Commemorating the Emancipation of Enslaved Black Americans
What is Juneteenth?
Juneteenth is the oldest nationally celebrated commemoration of the ending of slavery in the United States. It is also known as Emancipation Day, Freedom Day, Jubilee Day, and Liberation Day. On June 19, 1865, Major General Gordon Granger arrived in Galveston, Texas and announced the end of the Civil War and the end of slavery. Although President Lincoln had signed the Emancipation Proclamation into law two and a half years earlier on January 1, 1863, many slave owners continued to hold their slaves captive after the announcement until the Union army enforced their release. Juneteenth became a symbolic date representing the freedom of all African Americans.
“Juneteenth is the oldest nationally celebrated commemoration of the ending of slavery in the United States.”
On June 17, 2021, President Joe Biden signed a bill establishing Juneteenth National Independence Day as a federal holiday.
History of Juneteenth
June 19, 1865 marks the date that Major General Gordon Granger arrived in Galveston, Texas and announced the end of both the Civil War and slavery. His announcement, General Order Number 3, reads:
“The people of Texas are informed that, in accordance with a proclamation from the Executive of the United States, all slaves are free.”
The 1865 date is largely symbolic. The Emancipation Proclamation, issued by President Abraham Lincoln, had legally freed slaves across the entirety of the United States on January 1, 1863, almost two and a half years earlier. But even after the general order, some slave masters withheld the information from their slaves.

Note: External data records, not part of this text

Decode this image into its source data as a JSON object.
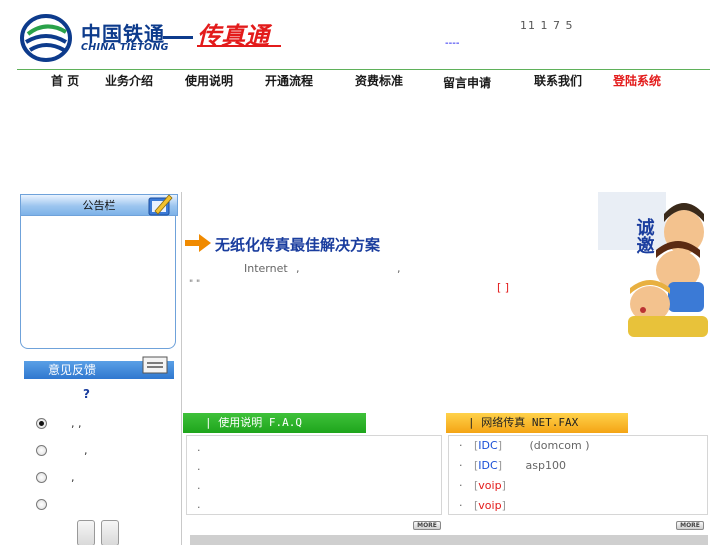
{
  "header": {
    "logo_cn": "中国铁通",
    "logo_en": "CHINA TIETONG",
    "logo_fax": "传真通",
    "hotline": "11 1 7 5",
    "hotline_sub": "----"
  },
  "nav": {
    "items": [
      {
        "label": "首  页"
      },
      {
        "label": "业务介绍"
      },
      {
        "label": "使用说明"
      },
      {
        "label": "开通流程"
      },
      {
        "label": "资费标准"
      },
      {
        "label": "留言申请"
      },
      {
        "label": "联系我们"
      },
      {
        "label": "登陆系统"
      }
    ]
  },
  "sidebar": {
    "notice_title": "公告栏",
    "feedback_title": "意见反馈",
    "feedback_question": "?",
    "options": [
      {
        "label": ", ,",
        "checked": true
      },
      {
        "label": ",",
        "checked": false
      },
      {
        "label": ",",
        "checked": false
      },
      {
        "label": "",
        "checked": false
      }
    ]
  },
  "promo": {
    "title": "无纸化传真最佳解决方案",
    "line1": "Internet",
    "comma1": ",",
    "comma2": ",",
    "quote": "\" \"",
    "link": "[ ]"
  },
  "sections": {
    "usage": {
      "title": "| 使用说明   F.A.Q",
      "items": [
        ".",
        ".",
        ".",
        "."
      ],
      "more": "MORE"
    },
    "fax": {
      "title": "| 网络传真   NET.FAX",
      "items": [
        {
          "bullet": "·",
          "tag": "IDC",
          "text": "(domcom )"
        },
        {
          "bullet": "·",
          "tag": "IDC",
          "text": "asp100"
        },
        {
          "bullet": "·",
          "tag": "voip",
          "text": ""
        },
        {
          "bullet": "·",
          "tag": "voip",
          "text": ""
        }
      ],
      "more": "MORE"
    }
  },
  "invite": {
    "text": "诚邀"
  },
  "colors": {
    "brand_blue": "#0d3b8c",
    "brand_red": "#e31b1b",
    "nav_green": "#5fb15a",
    "usage_green": "#1ea51c",
    "fax_orange": "#f4a415",
    "sidebar_blue": "#2f77cf"
  }
}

Beginning in 1866, Texans celebrated Juneteenth with community events such as parades, cookouts, prayer gatherings, historical and cultural readings, and musical performances. As time went on, communities developed their own traditions. Some communities purchased land for Juneteenth celebrations, such as Emancipation Park in Houston, Texas. As families emigrated from Texas to other parts of the United States, they carried the Juneteenth celebrations with them.
On January 1, 1980, Juneteenth officially became a Texas state holiday. In following years, 45 other states and the District of Columbia also commemorated or recognized the day.

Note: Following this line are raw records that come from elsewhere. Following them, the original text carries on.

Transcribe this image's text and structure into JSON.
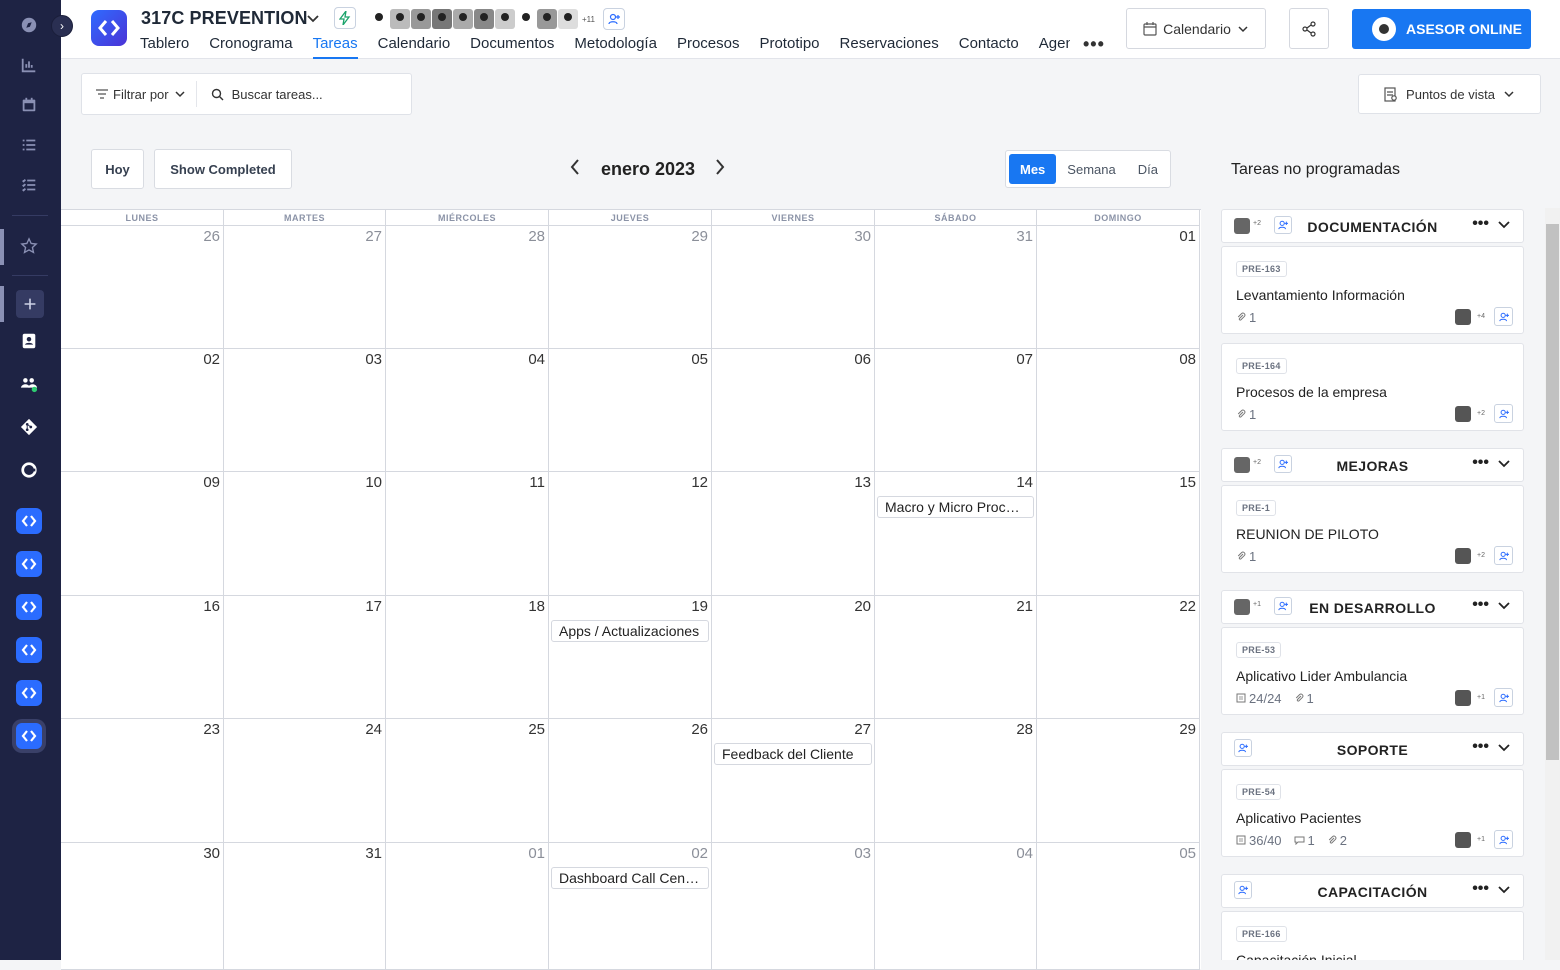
{
  "project": {
    "title": "317C PREVENTION",
    "members_more": "+11"
  },
  "tabs": [
    "Tablero",
    "Cronograma",
    "Tareas",
    "Calendario",
    "Documentos",
    "Metodología",
    "Procesos",
    "Prototipo",
    "Reservaciones",
    "Contacto",
    "Agenda"
  ],
  "active_tab": "Tareas",
  "header": {
    "calendar_btn": "Calendario",
    "asesor_btn": "ASESOR ONLINE"
  },
  "toolbar": {
    "filter": "Filtrar por",
    "search_placeholder": "Buscar tareas...",
    "points_of_view": "Puntos de vista"
  },
  "calendar": {
    "today": "Hoy",
    "show_completed": "Show Completed",
    "month_label": "enero 2023",
    "views": [
      "Mes",
      "Semana",
      "Día"
    ],
    "active_view": "Mes",
    "weekdays": [
      "LUNES",
      "MARTES",
      "MIÉRCOLES",
      "JUEVES",
      "VIERNES",
      "SÁBADO",
      "DOMINGO"
    ],
    "weeks": [
      [
        "26",
        "27",
        "28",
        "29",
        "30",
        "31",
        "01"
      ],
      [
        "02",
        "03",
        "04",
        "05",
        "06",
        "07",
        "08"
      ],
      [
        "09",
        "10",
        "11",
        "12",
        "13",
        "14",
        "15"
      ],
      [
        "16",
        "17",
        "18",
        "19",
        "20",
        "21",
        "22"
      ],
      [
        "23",
        "24",
        "25",
        "26",
        "27",
        "28",
        "29"
      ],
      [
        "30",
        "31",
        "01",
        "02",
        "03",
        "04",
        "05"
      ]
    ],
    "events": [
      {
        "week": 2,
        "day": 5,
        "title": "Macro y Micro Procesos"
      },
      {
        "week": 3,
        "day": 3,
        "title": "Apps / Actualizaciones"
      },
      {
        "week": 4,
        "day": 4,
        "title": "Feedback del Cliente"
      },
      {
        "week": 5,
        "day": 3,
        "title": "Dashboard Call Center"
      }
    ]
  },
  "unscheduled": {
    "title": "Tareas no programadas",
    "groups": [
      {
        "name": "DOCUMENTACIÓN",
        "members_more": "+2",
        "tasks": [
          {
            "code": "PRE-163",
            "title": "Levantamiento Información",
            "meta": [
              "1"
            ],
            "more": "+4"
          },
          {
            "code": "PRE-164",
            "title": "Procesos de la empresa",
            "meta": [
              "1"
            ],
            "more": "+2"
          }
        ]
      },
      {
        "name": "MEJORAS",
        "members_more": "+2",
        "tasks": [
          {
            "code": "PRE-1",
            "title": "REUNION DE PILOTO",
            "meta": [
              "1"
            ],
            "more": "+2"
          }
        ]
      },
      {
        "name": "EN DESARROLLO",
        "members_more": "+1",
        "tasks": [
          {
            "code": "PRE-53",
            "title": "Aplicativo Lider Ambulancia",
            "meta": [
              "24/24",
              "1"
            ],
            "more": "+1"
          }
        ]
      },
      {
        "name": "SOPORTE",
        "members_more": "",
        "tasks": [
          {
            "code": "PRE-54",
            "title": "Aplicativo Pacientes",
            "meta": [
              "36/40",
              "1",
              "2"
            ],
            "more": "+1"
          }
        ]
      },
      {
        "name": "CAPACITACIÓN",
        "members_more": "",
        "tasks": [
          {
            "code": "PRE-166",
            "title": "Capacitación Inicial",
            "meta": [],
            "more": ""
          }
        ]
      }
    ]
  },
  "colors": {
    "accent": "#1877f2",
    "rail": "#1e2344"
  }
}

On June 17, 2021–155 years after the first Juneteenth celebration–President Joe Biden signed a bill establishing Juneteenth National Independence Day as a federal holiday.
At the White House signing ceremony, Vice President Kamala Harris, who is the first woman, Asian-American, and the first Black person to serve as vice president, said:
“We are gathered here in a house built by enslaved people. We are footsteps away from where President Abraham Lincoln signed the Emancipation Proclamation. We have come far, and we have far to go. But today is a day of celebration. It is not only a day of pride. It’s also a day for us to reaffirm and rededicate ourselves to action.”
President Biden remarked:
“Juneteenth marks both the long, hard night of slavery and subjugation, and the promise of a greater morning to come….This day doesn’t just celebrate the past. It calls for action today. I wish all Americans a happy Juneteenth.”
Breuninger, Kevin (2021, June 17). Biden signs Juneteenth bill, creating new federal holiday commemorating end of slavery in U.S. CNBC. https://www.cnbc.com/2021/06/17/juneteenth-federal-holiday-biden-signs-bill.html
Higgins, Molly (updated 2020, June 3). Juneteenth: Fact Sheet. Congressional Research Service. https://juneteenth.com/wp-content/uploads/2021/05/Juneteenth-Fact-Sheet-R44865.pdf
Wise, Alana (2021, June 17). Juneteenth Is Now A Federal Holiday. NPR. https://www.npr.org/2021/06/17/1007602290/biden-and-harris-will-speak-at-the-bill-signing-making-juneteenth-a-federal-holi